  9. ^ Mergent Industrial Manual. Mergent, Inc. 2001.
  10. ^ "Carpenter Technology closing Orangeburg plant; 26 jobs lost". The Times and Democrat. September 1, 2012.
  11. ^ "498 Steelworkers Walk Off Jobs". The New York Times. Associated Press. September 2, 1986.
  12. ^ "Steelworkers Reach Accord to End Strike". The New York Times. Associated Press. December 15, 1986.
  13. ^ Graves, John H. (August 1994). "Effect of Heat Treatment on the Microstructure and Properties of AerMet6 100 Steel" (PDF). United States Army Research Laboratory.
  14. ^ "Corrosion resistant, martensitic steel alloy Patent US 5370750 A".
  15. ^ "Carpenter Technology to Acquire Dynamet". The New York Times. Reuters. January 8, 1997.
  16. ^ "CARPENTER TECHNOLOGY TO ACQUIRE TALLEY INDUSTRIES". The New York Times. Dow Jones & Company. September 27, 1997.
  17. ^ "CARPENTER TECHNOLOGY SELLING TALLEY BUSINESSES". The New York Times. Bloomberg News. July 1, 1998.
  18. ^ "CARPENTER TECHNOLOGY TO EXPAND PLANT CAPACITY". The New York Times. Bloomberg News. October 28, 1998.
  19. ^ "Anne Stevens Appointed Chairman, President and Chief Executive Officer of Carpenter Technology". thomasnet.com. October 30, 2006. Retrieved October 9, 2019.
  20. ^ "Carpenter CEO Anne Stevens speaks at spring commencement". psu.edu. May 6, 2008. Retrieved October 9, 2019.
  21. ^ HEEBNER, JENNIFER (October 29, 2009). "Scott Kay, Spectore, and Carpenter Technology Unveil BioBlu 27". RELX Group.
  22. ^ "PremoMet™ Alloy Seen as a Lower Cost Alternative to Cobalt-Containing Alloys" (Press release). Business Wire. December 3, 2009.
  23. ^ "Beryllium-free Cobalt Alloy for High-load Bushings". ASM. March 2010.
  24. ^ "Carpenter Technology Announces Acquisition of Amega West Services, LLC – Expands Reach in the Oil & Gas Market" (Press release). Business Wire. January 3, 2011.
  25. ^ Miller, Karen L. (February 25, 2012). "Carpenter buys former Dana site". Reading Eagle.
  26. ^ "Carpenter to Establish Manufacturing Facility in China" (Press release). Business Wire. August 30, 2012.
  27. ^ "Carpenter Technology Names Tony R. Thene to Serve as President and CEO" (Press release). Business Wire.
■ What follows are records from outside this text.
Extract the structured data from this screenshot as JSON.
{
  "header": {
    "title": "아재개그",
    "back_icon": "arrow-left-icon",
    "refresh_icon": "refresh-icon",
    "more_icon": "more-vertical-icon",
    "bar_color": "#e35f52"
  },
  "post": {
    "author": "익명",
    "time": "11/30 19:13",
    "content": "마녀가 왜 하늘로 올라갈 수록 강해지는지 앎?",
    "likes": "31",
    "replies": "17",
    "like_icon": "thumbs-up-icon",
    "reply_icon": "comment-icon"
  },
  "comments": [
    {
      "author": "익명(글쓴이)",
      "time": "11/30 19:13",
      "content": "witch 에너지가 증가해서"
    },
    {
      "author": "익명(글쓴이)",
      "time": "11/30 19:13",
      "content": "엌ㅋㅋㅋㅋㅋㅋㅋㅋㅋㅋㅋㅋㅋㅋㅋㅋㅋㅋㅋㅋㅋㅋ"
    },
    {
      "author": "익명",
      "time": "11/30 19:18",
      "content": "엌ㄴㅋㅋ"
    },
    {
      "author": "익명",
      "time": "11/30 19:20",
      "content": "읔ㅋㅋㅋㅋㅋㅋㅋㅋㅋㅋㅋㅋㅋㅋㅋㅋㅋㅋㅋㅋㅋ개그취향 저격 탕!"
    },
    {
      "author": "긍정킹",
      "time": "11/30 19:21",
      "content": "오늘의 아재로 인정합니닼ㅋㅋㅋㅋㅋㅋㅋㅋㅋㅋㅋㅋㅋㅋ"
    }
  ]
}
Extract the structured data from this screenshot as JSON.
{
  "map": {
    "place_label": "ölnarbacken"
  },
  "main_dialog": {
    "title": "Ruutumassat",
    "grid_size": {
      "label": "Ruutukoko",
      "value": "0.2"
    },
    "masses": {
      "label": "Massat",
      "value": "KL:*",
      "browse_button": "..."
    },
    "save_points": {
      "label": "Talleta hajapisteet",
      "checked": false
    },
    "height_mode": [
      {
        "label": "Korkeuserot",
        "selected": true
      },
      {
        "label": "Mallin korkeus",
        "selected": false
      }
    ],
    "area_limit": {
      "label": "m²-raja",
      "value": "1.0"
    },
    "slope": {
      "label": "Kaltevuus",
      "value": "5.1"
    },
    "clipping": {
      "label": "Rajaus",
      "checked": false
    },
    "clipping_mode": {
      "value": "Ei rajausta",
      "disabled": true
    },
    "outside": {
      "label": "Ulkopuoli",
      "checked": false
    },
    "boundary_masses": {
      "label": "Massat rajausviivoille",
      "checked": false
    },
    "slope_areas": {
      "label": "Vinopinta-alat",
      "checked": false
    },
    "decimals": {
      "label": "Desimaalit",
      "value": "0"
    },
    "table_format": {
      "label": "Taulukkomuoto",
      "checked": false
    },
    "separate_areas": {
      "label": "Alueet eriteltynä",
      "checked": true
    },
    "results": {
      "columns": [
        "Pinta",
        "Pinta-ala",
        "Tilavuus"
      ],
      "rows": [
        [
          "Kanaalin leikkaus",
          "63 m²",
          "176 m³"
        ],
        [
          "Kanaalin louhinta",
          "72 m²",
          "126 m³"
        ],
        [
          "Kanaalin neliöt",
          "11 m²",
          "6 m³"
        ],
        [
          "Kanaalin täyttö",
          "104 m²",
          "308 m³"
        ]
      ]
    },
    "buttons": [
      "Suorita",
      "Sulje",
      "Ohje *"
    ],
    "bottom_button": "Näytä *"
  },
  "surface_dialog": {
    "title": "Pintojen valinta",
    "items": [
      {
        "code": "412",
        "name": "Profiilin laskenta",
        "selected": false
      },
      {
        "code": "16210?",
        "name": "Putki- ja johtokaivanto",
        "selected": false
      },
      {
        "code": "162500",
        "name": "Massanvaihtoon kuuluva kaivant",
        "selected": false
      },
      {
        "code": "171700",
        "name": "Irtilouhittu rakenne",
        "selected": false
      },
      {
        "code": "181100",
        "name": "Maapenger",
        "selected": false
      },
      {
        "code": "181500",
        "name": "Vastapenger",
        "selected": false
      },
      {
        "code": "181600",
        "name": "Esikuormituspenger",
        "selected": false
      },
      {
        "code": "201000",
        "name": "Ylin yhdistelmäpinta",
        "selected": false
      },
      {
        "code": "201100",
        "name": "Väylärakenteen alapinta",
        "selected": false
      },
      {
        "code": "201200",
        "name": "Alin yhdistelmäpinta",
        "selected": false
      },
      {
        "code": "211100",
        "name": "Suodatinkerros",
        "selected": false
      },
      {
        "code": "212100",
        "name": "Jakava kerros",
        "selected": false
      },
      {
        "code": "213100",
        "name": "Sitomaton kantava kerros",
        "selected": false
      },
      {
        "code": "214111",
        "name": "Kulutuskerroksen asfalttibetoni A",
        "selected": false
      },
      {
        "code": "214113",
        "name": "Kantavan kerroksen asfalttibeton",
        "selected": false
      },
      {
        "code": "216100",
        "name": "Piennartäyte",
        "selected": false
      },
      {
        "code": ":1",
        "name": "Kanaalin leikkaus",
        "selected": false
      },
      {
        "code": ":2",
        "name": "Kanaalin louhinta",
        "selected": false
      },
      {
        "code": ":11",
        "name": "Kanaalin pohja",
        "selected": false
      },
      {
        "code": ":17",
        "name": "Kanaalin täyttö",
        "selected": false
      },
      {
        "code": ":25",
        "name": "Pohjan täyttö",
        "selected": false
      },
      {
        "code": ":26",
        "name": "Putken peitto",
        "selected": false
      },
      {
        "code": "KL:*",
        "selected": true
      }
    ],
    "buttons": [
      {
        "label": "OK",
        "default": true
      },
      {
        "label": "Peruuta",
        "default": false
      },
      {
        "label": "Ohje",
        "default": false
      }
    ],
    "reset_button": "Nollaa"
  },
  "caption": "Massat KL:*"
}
June 2, 2015.
  28. ^ "Carpenter Technology Announces Plans for Emerging Technology Center" (Press release). Globe Newswire. July 16, 2018.
  29. ^ "AGERE SYSTEMS, INC.; CYTEC INDUSTRIES, INC.; FORD MOTOR COMPANY; SPS TECHNOLOGIES, LLC; TI GROUP AUTOMOTIVE SYSTEMS, LLC v. Carpenter Technology Corporation, as Appellant" (PDF). United States Court of Appeals for the Third Circuit. April 12, 2010.
  30. ^ D'Angelo, Marilyn S. (November 5, 2009). "Two companies responsible for bulk of river pollution". American City Business Journals.

External links[edit]